### WORK TASK
What is the number of lines in the entries that include the word "this"? Respond with the number only.

═══ DATA PROVIDED ═══

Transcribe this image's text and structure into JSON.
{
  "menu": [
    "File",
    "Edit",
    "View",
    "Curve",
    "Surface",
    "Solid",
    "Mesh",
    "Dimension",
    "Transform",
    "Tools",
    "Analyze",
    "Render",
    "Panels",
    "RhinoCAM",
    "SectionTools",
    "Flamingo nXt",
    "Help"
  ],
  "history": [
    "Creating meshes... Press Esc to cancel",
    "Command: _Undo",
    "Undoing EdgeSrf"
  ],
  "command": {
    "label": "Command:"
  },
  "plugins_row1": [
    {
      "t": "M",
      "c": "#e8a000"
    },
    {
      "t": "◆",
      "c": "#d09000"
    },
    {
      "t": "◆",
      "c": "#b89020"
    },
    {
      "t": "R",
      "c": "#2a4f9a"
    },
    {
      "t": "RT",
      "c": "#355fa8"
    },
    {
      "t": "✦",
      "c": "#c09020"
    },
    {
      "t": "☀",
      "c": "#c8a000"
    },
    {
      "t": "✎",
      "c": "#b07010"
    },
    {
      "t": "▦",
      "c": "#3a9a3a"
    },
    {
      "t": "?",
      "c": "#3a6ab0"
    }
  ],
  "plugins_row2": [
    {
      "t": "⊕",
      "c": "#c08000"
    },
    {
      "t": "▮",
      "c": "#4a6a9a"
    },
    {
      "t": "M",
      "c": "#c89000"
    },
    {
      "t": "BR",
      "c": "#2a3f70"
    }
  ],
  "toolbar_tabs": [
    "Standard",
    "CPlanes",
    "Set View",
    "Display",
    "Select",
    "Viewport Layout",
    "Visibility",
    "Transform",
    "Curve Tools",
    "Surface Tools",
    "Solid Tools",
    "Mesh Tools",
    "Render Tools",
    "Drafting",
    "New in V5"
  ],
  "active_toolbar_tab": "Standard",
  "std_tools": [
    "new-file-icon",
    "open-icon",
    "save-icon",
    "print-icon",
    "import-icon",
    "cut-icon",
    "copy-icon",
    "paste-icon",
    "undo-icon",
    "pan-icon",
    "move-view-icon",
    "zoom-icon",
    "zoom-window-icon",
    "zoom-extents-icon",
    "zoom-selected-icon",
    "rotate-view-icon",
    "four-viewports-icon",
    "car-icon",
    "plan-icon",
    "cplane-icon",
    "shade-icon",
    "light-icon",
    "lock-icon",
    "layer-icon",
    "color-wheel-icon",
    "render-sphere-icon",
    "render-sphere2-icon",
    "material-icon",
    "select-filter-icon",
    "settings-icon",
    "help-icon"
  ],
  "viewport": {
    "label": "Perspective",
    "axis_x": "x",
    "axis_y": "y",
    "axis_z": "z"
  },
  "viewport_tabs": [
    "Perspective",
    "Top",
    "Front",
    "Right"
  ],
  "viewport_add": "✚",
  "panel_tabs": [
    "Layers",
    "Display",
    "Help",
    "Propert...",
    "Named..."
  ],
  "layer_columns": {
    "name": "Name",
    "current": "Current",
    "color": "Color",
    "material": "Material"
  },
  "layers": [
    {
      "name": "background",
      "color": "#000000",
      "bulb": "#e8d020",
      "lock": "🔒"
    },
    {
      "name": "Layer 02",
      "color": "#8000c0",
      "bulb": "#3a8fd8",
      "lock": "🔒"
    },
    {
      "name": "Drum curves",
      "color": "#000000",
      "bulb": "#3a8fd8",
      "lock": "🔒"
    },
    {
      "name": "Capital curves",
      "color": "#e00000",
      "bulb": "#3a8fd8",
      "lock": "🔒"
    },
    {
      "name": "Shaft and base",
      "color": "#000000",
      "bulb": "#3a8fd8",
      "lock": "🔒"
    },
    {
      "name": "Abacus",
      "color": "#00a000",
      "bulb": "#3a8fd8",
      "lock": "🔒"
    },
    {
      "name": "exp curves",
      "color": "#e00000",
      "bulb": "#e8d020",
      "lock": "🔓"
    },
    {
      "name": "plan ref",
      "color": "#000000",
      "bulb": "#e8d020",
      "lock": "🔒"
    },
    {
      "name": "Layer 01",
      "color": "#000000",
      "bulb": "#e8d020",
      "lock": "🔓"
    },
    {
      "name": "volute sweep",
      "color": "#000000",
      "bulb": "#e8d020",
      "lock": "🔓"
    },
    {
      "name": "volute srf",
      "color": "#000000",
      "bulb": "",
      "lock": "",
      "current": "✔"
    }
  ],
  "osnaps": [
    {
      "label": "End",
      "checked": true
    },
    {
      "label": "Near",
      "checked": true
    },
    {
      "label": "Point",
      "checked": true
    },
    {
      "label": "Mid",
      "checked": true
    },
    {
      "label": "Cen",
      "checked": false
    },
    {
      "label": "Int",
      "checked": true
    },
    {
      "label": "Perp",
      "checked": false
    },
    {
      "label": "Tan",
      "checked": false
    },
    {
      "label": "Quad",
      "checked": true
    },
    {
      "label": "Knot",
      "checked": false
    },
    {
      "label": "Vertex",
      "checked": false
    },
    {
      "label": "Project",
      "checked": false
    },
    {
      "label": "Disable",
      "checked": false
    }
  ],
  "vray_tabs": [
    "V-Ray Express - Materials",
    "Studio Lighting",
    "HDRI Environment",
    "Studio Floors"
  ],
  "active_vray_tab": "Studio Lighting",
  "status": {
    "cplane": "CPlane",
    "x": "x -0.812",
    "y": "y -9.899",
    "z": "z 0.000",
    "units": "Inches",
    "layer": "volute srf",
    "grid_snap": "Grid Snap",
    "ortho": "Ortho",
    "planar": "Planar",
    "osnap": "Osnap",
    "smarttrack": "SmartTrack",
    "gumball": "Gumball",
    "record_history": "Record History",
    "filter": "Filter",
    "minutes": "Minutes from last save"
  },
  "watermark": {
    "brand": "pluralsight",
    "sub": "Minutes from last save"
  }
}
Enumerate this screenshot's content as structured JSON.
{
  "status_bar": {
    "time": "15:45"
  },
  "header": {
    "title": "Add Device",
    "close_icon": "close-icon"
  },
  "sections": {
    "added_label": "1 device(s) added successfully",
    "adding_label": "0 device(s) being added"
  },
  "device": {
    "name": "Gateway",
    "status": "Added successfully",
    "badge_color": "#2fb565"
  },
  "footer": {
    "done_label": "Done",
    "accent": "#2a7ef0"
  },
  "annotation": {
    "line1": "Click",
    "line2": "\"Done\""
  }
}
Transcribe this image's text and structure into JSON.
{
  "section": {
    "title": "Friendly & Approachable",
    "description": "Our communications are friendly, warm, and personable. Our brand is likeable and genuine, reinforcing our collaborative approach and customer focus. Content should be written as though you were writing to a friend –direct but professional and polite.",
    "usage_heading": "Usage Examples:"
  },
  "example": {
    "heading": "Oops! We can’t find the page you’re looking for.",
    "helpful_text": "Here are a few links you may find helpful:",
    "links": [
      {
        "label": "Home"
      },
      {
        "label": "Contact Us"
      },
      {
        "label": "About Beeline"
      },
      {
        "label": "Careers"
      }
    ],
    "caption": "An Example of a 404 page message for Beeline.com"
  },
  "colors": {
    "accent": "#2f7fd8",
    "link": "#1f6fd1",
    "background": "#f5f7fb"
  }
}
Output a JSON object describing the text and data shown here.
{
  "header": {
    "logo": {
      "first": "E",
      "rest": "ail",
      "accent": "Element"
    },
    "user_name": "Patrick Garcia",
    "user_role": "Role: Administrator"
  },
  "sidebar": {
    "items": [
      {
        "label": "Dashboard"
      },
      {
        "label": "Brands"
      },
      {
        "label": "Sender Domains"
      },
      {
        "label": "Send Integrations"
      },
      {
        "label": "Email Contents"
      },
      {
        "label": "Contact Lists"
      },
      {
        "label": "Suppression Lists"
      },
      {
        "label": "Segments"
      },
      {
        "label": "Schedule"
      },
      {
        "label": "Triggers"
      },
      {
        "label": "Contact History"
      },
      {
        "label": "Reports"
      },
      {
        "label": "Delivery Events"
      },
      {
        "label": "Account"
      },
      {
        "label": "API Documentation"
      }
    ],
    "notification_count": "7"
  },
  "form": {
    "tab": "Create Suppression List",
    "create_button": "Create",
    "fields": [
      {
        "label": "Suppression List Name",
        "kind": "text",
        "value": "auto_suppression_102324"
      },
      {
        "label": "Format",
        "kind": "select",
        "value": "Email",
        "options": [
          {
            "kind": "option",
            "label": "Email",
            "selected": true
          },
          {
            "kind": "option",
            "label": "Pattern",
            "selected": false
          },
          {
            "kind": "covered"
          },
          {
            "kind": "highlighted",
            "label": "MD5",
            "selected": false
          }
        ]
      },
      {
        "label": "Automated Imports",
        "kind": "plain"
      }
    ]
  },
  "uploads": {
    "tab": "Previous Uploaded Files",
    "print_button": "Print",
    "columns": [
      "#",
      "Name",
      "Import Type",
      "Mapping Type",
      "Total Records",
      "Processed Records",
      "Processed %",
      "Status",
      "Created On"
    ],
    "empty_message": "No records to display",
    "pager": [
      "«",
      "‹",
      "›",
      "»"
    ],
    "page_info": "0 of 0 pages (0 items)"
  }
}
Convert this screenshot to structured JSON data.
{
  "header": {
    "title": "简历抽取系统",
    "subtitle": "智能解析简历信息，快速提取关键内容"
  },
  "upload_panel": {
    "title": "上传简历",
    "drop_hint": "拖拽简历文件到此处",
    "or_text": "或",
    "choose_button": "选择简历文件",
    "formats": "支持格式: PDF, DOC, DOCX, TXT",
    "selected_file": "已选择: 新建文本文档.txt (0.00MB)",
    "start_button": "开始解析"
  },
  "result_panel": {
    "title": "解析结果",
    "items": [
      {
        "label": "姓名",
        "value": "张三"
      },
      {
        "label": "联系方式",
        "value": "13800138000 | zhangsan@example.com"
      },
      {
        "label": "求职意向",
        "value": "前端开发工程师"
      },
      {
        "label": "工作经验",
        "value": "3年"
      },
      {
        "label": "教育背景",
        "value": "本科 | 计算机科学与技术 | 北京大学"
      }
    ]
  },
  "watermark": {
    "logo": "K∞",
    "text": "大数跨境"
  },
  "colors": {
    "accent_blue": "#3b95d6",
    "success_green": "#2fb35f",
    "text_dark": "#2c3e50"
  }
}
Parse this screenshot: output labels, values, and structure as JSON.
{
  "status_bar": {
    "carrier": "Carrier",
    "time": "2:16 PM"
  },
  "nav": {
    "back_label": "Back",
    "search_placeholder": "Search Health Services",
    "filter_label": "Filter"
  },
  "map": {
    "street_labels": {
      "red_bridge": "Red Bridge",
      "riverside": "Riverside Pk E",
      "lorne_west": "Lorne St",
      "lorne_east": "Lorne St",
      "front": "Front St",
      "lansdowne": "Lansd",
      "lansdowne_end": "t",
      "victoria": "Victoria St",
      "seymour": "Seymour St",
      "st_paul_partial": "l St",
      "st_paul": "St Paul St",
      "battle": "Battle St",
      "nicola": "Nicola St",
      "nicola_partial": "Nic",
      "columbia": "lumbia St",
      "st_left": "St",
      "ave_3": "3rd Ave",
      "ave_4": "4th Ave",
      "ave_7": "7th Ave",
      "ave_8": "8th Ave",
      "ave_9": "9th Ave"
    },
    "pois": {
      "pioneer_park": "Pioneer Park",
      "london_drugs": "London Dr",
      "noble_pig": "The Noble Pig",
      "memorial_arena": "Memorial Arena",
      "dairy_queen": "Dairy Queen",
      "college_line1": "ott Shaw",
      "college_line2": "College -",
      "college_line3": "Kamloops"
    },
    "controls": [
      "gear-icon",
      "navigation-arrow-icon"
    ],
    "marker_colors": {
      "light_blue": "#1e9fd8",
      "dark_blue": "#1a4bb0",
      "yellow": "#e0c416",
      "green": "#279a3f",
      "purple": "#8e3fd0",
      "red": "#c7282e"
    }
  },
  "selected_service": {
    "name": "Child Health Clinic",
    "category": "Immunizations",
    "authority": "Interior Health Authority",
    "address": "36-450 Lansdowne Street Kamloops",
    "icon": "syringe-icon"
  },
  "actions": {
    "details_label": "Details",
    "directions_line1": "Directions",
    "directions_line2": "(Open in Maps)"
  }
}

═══

### TASK OUTPUT
5